This type of hearing loss is the result of an issue in the outer or middle ear that prevents sound from reaching the inner ear. Many cases of conductive hearing losses are temporary and are easily treated with medication or surgery. In other cases, people often benefit from the use of a hearing aid.
Many factors can cause conductive hearing loss, but some more common reasons are having fluid in the middle ear from colds, ear infections, allergies, perforated eardrum, impacted earwax, benign tumors, swimmer’s ear, foreign obstruction in the canal, and absence or malformation of the outer ear, ear canal, or middle ear.
This type of hearing loss is the result of an issue in the inner ear and occurs when hair cells in the cochlea are missing or damaged.
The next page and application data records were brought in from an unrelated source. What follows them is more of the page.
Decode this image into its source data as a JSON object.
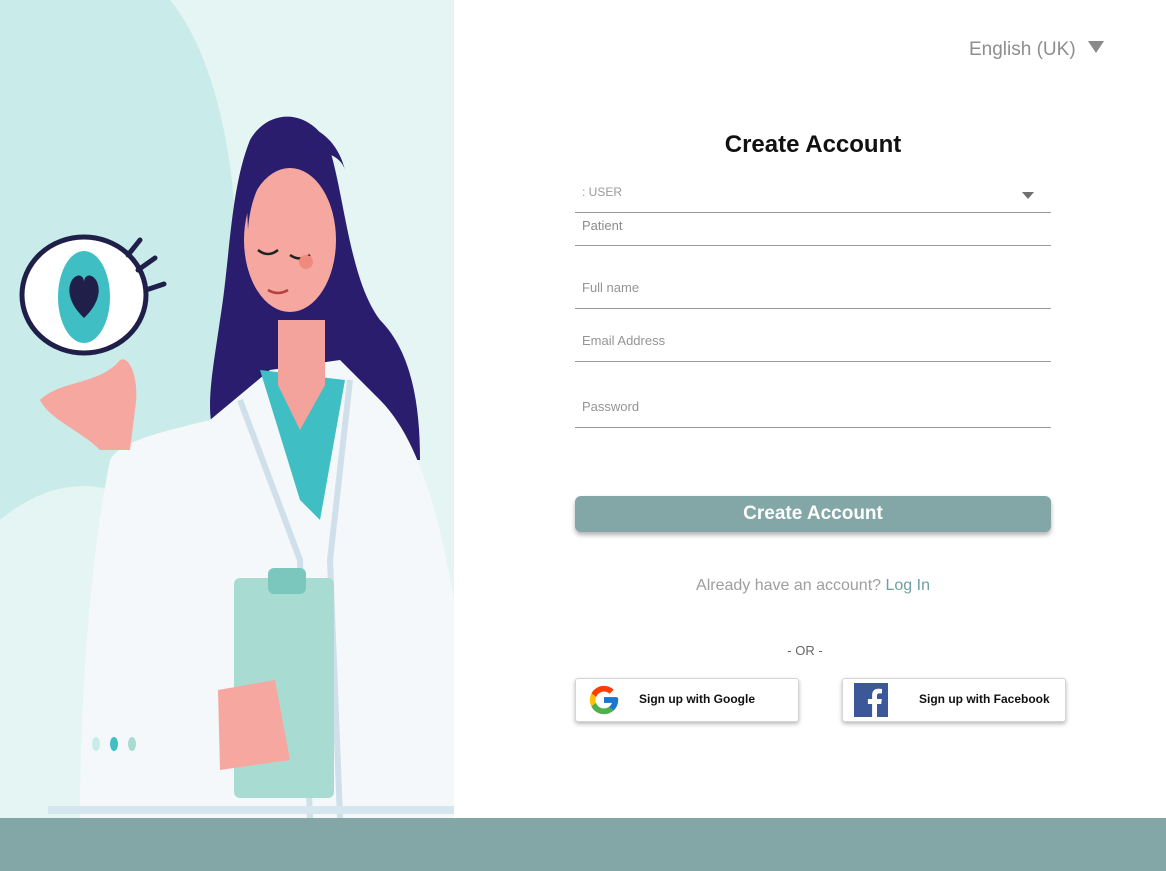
{
  "language": {
    "selected": "English (UK)"
  },
  "form": {
    "title": "Create Account",
    "role_label": ": USER",
    "role_value": "Patient",
    "fields": {
      "full_name_placeholder": "Full name",
      "email_placeholder": "Email Address",
      "password_placeholder": "Password"
    },
    "submit_label": "Create Account",
    "login_prompt": "Already have an account?",
    "login_link": "Log In",
    "or_divider": "- OR -"
  },
  "social": {
    "google_label": "Sign up with Google",
    "facebook_label": "Sign up with Facebook"
  },
  "colors": {
    "accent": "#83a6a7",
    "panel_bg": "#c9ebe9",
    "link": "#6f9ea3"
  },
  "icons": {
    "language_dropdown": "caret-down-icon",
    "role_dropdown": "caret-down-icon",
    "google": "google-logo-icon",
    "facebook": "facebook-logo-icon"
  }
}
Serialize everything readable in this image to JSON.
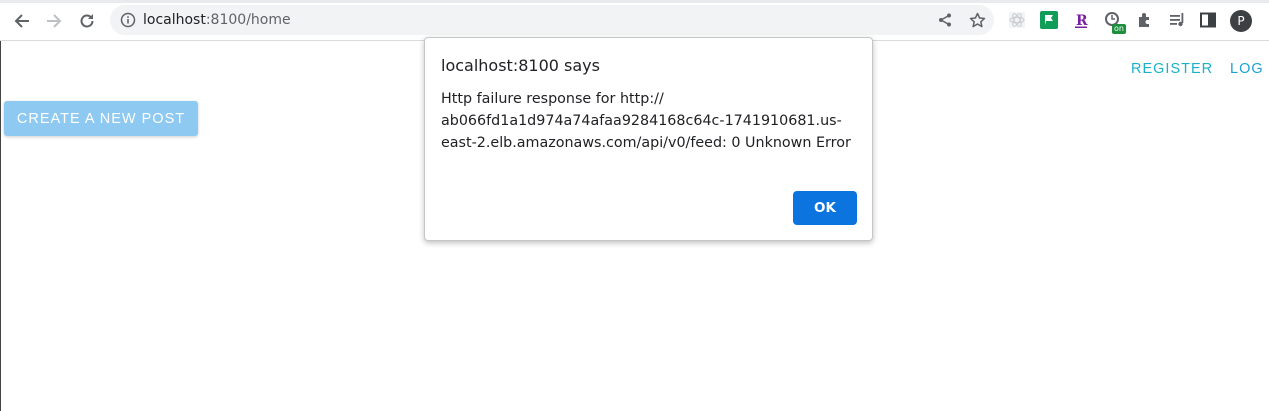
{
  "browser": {
    "url_host": "localhost",
    "url_path": ":8100/home",
    "profile_initial": "P",
    "extension_badge": "on",
    "icons": [
      "back-icon",
      "forward-icon",
      "reload-icon",
      "info-icon",
      "share-icon",
      "bookmark-star-icon",
      "extension-react-icon",
      "extension-flag-icon",
      "extension-r-icon",
      "extension-timer-icon",
      "extensions-puzzle-icon",
      "reading-list-icon",
      "side-panel-icon"
    ]
  },
  "header": {
    "register_label": "REGISTER",
    "login_label": "LOG I"
  },
  "main": {
    "create_post_label": "CREATE A NEW POST"
  },
  "dialog": {
    "title": "localhost:8100 says",
    "message_lines": [
      "Http failure response for http://",
      "ab066fd1a1d974a74afaa9284168c64c-1741910681.us-",
      "east-2.elb.amazonaws.com/api/v0/feed: 0 Unknown Error"
    ],
    "ok_label": "OK"
  },
  "colors": {
    "accent_teal": "#1ab2c9",
    "create_button_bg": "#8ec9f2",
    "ok_button_bg": "#0b74de"
  }
}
The hair cells are responsible for producing nerve signals to the brain in order to interpret sounds.
The more common causes of sensorineural hearing loss include illnesses, ototoxic drugs, genetics, aging, head trauma, malformation of the inner ear, and exposure to loud noise.
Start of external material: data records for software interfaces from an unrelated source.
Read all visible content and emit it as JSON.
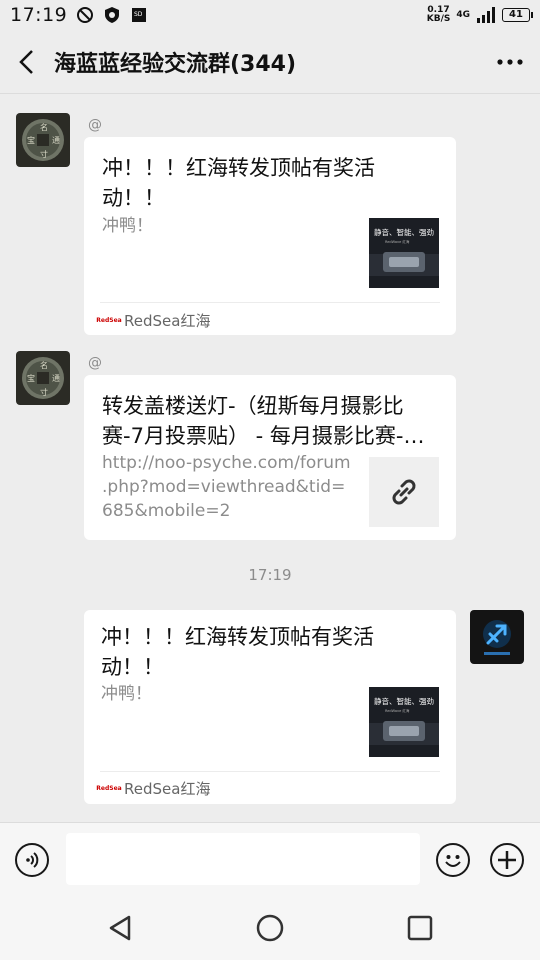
{
  "status_bar": {
    "time": "17:19",
    "net_speed_value": "0.17",
    "net_speed_unit": "KB/S",
    "network": "4G",
    "battery": "41"
  },
  "header": {
    "title": "海蓝蓝经验交流群(344)",
    "back_icon": "back-arrow-icon",
    "more_icon": "more-dots-icon"
  },
  "messages": [
    {
      "side": "left",
      "sender": "@",
      "card": {
        "title_line1": "冲！！！红海转发顶帖有奖活",
        "title_line2": "动！！",
        "desc": "冲鸭！",
        "thumb_text_1": "静音、智能、强劲",
        "thumb_text_2": "RedWave 红海",
        "source_logo": "RedSea",
        "source": "RedSea红海"
      }
    },
    {
      "side": "left",
      "sender": "@",
      "card": {
        "title_line1": "转发盖楼送灯-（纽斯每月摄影比",
        "title_line2": "赛-7月投票贴） - 每月摄影比赛-…",
        "desc_line1": "http://noo-psyche.com/forum",
        "desc_line2": ".php?mod=viewthread&tid=",
        "desc_line3": "685&mobile=2",
        "thumb_icon": "link-icon"
      }
    },
    {
      "side": "right",
      "card": {
        "title_line1": "冲！！！红海转发顶帖有奖活",
        "title_line2": "动！！",
        "desc": "冲鸭！",
        "thumb_text_1": "静音、智能、强劲",
        "thumb_text_2": "RedWave 红海",
        "source_logo": "RedSea",
        "source": "RedSea红海"
      }
    }
  ],
  "timestamp": "17:19",
  "input_bar": {
    "placeholder": "",
    "voice_icon": "voice-icon",
    "emoji_icon": "emoji-icon",
    "plus_icon": "plus-icon"
  },
  "nav_bar": {
    "back": "nav-back-icon",
    "home": "nav-home-icon",
    "recents": "nav-recents-icon"
  }
}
This type of hearing loss is a combination of conductive hearing loss and sensorineural hearing loss. It typically occurs when there is damage to either the outer or middle ear as well as the inner ear or auditory nerve.